START INPUT FOR THIS TASK

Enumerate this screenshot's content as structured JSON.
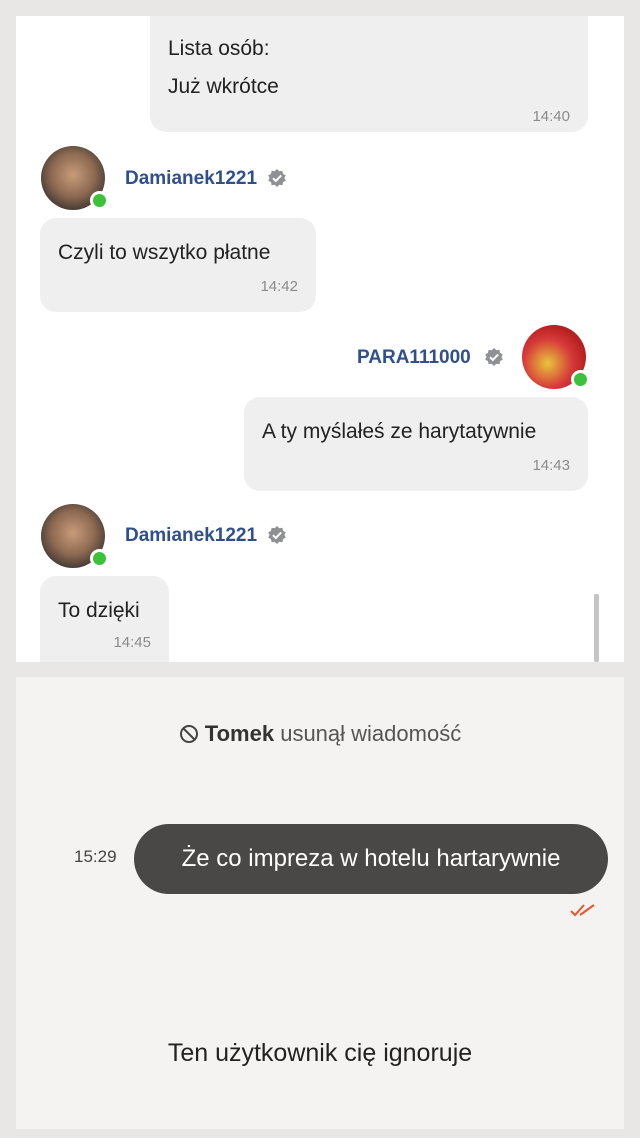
{
  "messages": [
    {
      "id": "m1",
      "text_line1": "Lista osób:",
      "text_line2": "Już wkrótce",
      "time": "14:40"
    },
    {
      "id": "m2",
      "author": "Damianek1221",
      "text": "Czyli to wszytko płatne",
      "time": "14:42"
    },
    {
      "id": "m3",
      "author": "PARA111000",
      "text": "A ty myślałeś ze harytatywnie",
      "time": "14:43"
    },
    {
      "id": "m4",
      "author": "Damianek1221",
      "text": "To dzięki",
      "time": "14:45"
    }
  ],
  "lower": {
    "deleted_user": "Tomek",
    "deleted_text": "usunął wiadomość",
    "sent_time": "15:29",
    "sent_text": "Że co impreza w hotelu hartarywnie",
    "ignore_text": "Ten użytkownik cię ignoruje"
  },
  "colors": {
    "username": "#2f4f8f",
    "online": "#3cc13b",
    "read_ticks": "#e8572a",
    "dark_bubble": "#4a4846"
  },
  "icons": {
    "verified": "verified-badge-icon",
    "deleted": "blocked-circle-icon",
    "read": "double-check-icon"
  }
}
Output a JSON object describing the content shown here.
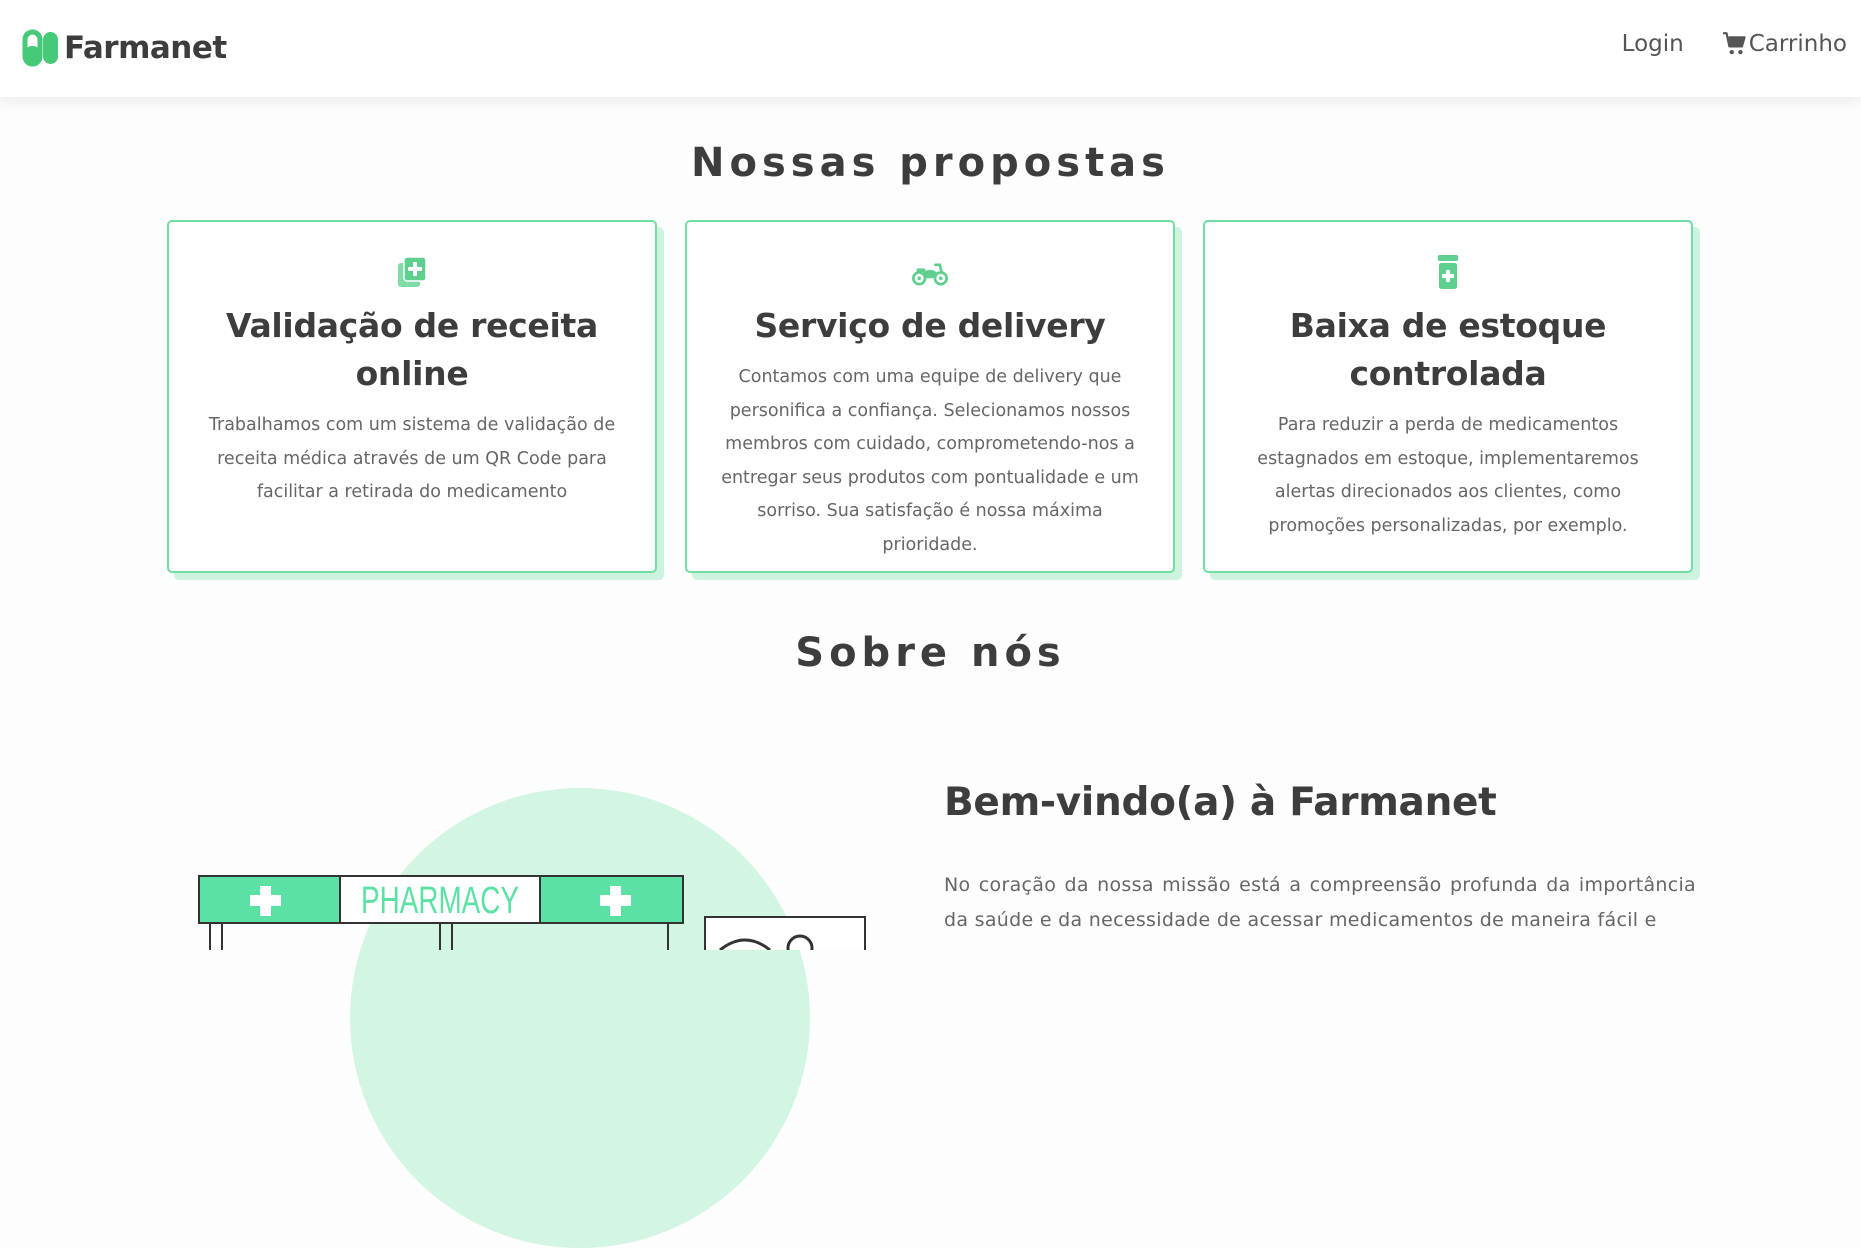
{
  "nav": {
    "brand": "Farmanet",
    "login": "Login",
    "cart": "Carrinho"
  },
  "proposals": {
    "title": "Nossas propostas",
    "cards": [
      {
        "icon": "prescription-plus-icon",
        "title": "Validação de receita online",
        "desc": "Trabalhamos com um sistema de validação de receita médica através de um QR Code para facilitar a retirada do medicamento"
      },
      {
        "icon": "motorcycle-icon",
        "title": "Serviço de delivery",
        "desc": "Contamos com uma equipe de delivery que personifica a confiança. Selecionamos nossos membros com cuidado, comprometendo-nos a entregar seus produtos com pontualidade e um sorriso. Sua satisfação é nossa máxima prioridade."
      },
      {
        "icon": "pill-bottle-icon",
        "title": "Baixa de estoque controlada",
        "desc": "Para reduzir a perda de medicamentos estagnados em estoque, implementaremos alertas direcionados aos clientes, como promoções personalizadas, por exemplo."
      }
    ]
  },
  "about": {
    "title": "Sobre nós",
    "welcome_title": "Bem-vindo(a) à Farmanet",
    "welcome_text": "No coração da nossa missão está a compreensão profunda da importância da saúde e da necessidade de acessar medicamentos de maneira fácil e",
    "illustration_sign": "PHARMACY"
  },
  "colors": {
    "accent": "#5ce1a4",
    "accent_light": "#d3f5e3",
    "text_dark": "#3d3d3d",
    "text_muted": "#666666"
  }
}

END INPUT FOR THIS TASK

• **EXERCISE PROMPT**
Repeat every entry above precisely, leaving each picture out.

• **RESPONSE TO THIS EXERCISE**
Enumerate this screenshot's content as structured JSON.
{
  "messages": [
    {
      "id": "m1",
      "text_line1": "Lista osób:",
      "text_line2": "Już wkrótce",
      "time": "14:40"
    },
    {
      "id": "m2",
      "author": "Damianek1221",
      "text": "Czyli to wszytko płatne",
      "time": "14:42"
    },
    {
      "id": "m3",
      "author": "PARA111000",
      "text": "A ty myślałeś ze harytatywnie",
      "time": "14:43"
    },
    {
      "id": "m4",
      "author": "Damianek1221",
      "text": "To dzięki",
      "time": "14:45"
    }
  ],
  "lower": {
    "deleted_user": "Tomek",
    "deleted_text": "usunął wiadomość",
    "sent_time": "15:29",
    "sent_text": "Że co impreza w hotelu hartarywnie",
    "ignore_text": "Ten użytkownik cię ignoruje"
  },
  "colors": {
    "username": "#2f4f8f",
    "online": "#3cc13b",
    "read_ticks": "#e8572a",
    "dark_bubble": "#4a4846"
  },
  "icons": {
    "verified": "verified-badge-icon",
    "deleted": "blocked-circle-icon",
    "read": "double-check-icon"
  }
}
Output a JSON object describing the content shown here.
{
  "nav": {
    "brand": "Farmanet",
    "login": "Login",
    "cart": "Carrinho"
  },
  "proposals": {
    "title": "Nossas propostas",
    "cards": [
      {
        "icon": "prescription-plus-icon",
        "title": "Validação de receita online",
        "desc": "Trabalhamos com um sistema de validação de receita médica através de um QR Code para facilitar a retirada do medicamento"
      },
      {
        "icon": "motorcycle-icon",
        "title": "Serviço de delivery",
        "desc": "Contamos com uma equipe de delivery que personifica a confiança. Selecionamos nossos membros com cuidado, comprometendo-nos a entregar seus produtos com pontualidade e um sorriso. Sua satisfação é nossa máxima prioridade."
      },
      {
        "icon": "pill-bottle-icon",
        "title": "Baixa de estoque controlada",
        "desc": "Para reduzir a perda de medicamentos estagnados em estoque, implementaremos alertas direcionados aos clientes, como promoções personalizadas, por exemplo."
      }
    ]
  },
  "about": {
    "title": "Sobre nós",
    "welcome_title": "Bem-vindo(a) à Farmanet",
    "welcome_text": "No coração da nossa missão está a compreensão profunda da importância da saúde e da necessidade de acessar medicamentos de maneira fácil e",
    "illustration_sign": "PHARMACY"
  },
  "colors": {
    "accent": "#5ce1a4",
    "accent_light": "#d3f5e3",
    "text_dark": "#3d3d3d",
    "text_muted": "#666666"
  }
}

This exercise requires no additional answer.